Reverse mortgages are becoming more popular, in part because retiree stock accounts have lost so much value. Federal data show a record 11,261 reverse mortgages were made in March, up from 9,086 the month before. The National Reverse Mortgage Lenders Association expects the number to grow to about 150,000 this year, up 30 percent over last year.
Last month — and without any real warning — Fannie Mae made changes that allow for higher margins for reverse mortgage lenders. Simply put, margins are the interest rate spreads a lender makes on the loan. So, the higher the margin, the higher the interest rate the borrower pays.
Worse still, under the new rules the margin — typically 2 to 3.5 percentage points — can change from the time a borrower submits an application and the loan is funded, which can be up to 120 days.
The borrower signs a disclosure form from the lender projecting the maximum amount of money the borrower may receive. But with rates that can change, the seniors will not really know how much they can borrow until closing, or days before. That makes the disclosure form practically useless, Smaldone said....

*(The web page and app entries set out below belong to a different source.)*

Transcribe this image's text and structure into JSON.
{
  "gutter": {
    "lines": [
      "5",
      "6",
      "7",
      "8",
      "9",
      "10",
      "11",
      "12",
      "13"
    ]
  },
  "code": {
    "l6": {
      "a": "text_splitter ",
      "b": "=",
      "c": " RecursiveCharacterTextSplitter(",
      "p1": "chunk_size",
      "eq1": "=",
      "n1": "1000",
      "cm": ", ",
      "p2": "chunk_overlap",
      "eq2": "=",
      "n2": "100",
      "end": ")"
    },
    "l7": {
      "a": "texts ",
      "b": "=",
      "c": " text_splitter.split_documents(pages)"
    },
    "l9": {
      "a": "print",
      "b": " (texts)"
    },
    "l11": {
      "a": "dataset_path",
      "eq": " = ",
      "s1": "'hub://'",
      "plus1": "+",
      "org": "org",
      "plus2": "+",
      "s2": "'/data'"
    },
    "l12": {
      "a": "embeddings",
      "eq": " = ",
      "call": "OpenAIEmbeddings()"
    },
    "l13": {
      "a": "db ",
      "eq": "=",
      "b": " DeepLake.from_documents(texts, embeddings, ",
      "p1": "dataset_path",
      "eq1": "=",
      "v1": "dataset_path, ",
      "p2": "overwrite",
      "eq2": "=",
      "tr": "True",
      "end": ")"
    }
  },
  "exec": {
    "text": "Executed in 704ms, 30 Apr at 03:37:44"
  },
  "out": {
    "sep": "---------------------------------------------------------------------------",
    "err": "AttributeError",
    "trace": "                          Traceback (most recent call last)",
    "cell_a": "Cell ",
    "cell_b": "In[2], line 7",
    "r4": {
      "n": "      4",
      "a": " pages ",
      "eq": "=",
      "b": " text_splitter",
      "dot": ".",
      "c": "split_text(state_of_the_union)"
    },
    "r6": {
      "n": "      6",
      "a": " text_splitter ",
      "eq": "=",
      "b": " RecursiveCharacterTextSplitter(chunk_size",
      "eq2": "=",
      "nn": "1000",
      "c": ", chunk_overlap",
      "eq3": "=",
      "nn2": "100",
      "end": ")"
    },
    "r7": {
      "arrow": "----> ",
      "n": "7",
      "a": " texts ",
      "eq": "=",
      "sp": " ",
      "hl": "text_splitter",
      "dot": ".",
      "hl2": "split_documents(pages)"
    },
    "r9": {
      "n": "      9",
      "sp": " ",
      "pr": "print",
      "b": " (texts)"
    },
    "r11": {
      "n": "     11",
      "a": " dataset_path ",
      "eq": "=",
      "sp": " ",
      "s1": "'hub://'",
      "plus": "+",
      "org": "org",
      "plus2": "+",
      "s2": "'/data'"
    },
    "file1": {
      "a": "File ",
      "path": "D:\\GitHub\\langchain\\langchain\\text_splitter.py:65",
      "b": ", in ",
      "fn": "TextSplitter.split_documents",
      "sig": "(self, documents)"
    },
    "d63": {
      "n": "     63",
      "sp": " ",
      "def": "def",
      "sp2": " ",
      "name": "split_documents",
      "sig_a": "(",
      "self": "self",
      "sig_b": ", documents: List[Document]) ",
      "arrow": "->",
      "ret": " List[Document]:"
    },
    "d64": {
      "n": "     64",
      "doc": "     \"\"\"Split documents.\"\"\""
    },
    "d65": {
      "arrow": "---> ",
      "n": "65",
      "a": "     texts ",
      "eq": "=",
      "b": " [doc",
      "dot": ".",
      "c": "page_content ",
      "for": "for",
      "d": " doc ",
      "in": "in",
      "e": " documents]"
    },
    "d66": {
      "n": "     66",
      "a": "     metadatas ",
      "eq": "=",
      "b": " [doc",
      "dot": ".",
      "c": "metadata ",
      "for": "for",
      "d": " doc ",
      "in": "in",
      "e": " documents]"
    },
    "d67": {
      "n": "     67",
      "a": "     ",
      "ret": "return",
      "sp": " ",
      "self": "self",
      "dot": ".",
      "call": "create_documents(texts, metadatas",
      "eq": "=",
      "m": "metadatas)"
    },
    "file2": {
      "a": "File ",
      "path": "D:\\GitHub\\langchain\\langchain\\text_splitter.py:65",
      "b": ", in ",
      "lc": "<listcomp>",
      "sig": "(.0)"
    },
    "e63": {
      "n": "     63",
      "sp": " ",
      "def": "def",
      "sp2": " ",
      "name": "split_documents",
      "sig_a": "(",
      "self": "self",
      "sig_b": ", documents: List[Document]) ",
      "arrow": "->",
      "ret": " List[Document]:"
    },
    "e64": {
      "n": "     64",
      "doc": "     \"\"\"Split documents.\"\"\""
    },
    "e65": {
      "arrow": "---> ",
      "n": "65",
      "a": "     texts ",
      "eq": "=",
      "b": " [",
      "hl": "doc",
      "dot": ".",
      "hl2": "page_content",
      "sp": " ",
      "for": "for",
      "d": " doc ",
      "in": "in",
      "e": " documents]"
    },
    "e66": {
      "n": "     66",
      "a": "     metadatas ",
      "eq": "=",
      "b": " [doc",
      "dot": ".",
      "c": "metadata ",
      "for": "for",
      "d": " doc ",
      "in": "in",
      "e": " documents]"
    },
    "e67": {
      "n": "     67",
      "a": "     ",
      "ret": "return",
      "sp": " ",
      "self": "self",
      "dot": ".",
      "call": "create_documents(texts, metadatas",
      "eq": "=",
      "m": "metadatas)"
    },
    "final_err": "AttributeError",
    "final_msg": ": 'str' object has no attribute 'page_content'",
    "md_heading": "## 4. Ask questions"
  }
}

But within the industry, fears are mounting that the higher margins are turning the reverse mortgage industry into the more traditional loan market, creating heavy competition that could lead to over-lending and introduce more predatory lenders.
Is this a bug or feature? And the sudden changes that caught the lending industry off-guard? There is definitely more to this than meets the eye.